Dataset rows for apps and sites
▼▼▼

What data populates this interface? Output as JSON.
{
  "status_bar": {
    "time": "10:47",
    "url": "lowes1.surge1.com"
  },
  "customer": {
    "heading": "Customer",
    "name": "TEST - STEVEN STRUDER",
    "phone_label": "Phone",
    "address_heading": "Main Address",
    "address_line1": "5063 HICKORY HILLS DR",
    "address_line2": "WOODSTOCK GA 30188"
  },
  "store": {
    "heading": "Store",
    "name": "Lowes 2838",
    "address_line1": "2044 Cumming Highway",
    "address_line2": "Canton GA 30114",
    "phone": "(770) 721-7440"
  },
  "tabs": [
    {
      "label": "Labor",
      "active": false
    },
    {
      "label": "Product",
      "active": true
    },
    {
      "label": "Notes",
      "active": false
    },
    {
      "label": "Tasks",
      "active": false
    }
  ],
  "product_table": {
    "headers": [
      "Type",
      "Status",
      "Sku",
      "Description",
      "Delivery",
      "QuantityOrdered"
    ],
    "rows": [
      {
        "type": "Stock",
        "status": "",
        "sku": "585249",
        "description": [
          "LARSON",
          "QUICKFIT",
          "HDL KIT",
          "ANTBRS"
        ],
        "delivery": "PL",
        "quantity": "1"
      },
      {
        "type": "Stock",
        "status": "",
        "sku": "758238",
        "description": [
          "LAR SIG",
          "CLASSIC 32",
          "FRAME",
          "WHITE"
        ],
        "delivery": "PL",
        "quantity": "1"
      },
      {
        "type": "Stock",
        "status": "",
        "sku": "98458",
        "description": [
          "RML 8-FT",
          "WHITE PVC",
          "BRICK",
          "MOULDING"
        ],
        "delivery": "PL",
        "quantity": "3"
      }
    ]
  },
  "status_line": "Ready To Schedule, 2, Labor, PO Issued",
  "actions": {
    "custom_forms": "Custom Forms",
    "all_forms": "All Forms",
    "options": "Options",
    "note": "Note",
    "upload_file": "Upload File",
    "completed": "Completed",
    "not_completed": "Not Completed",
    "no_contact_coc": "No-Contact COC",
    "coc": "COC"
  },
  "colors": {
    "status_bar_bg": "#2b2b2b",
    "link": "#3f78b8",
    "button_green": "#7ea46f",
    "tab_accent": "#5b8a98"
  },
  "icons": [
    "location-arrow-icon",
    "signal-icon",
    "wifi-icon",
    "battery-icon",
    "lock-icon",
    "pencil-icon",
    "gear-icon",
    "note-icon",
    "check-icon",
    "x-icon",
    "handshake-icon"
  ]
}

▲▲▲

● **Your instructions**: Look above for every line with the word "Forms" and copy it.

● **Exercise answer**:
    "custom_forms": "Custom Forms",
    "all_forms": "All Forms",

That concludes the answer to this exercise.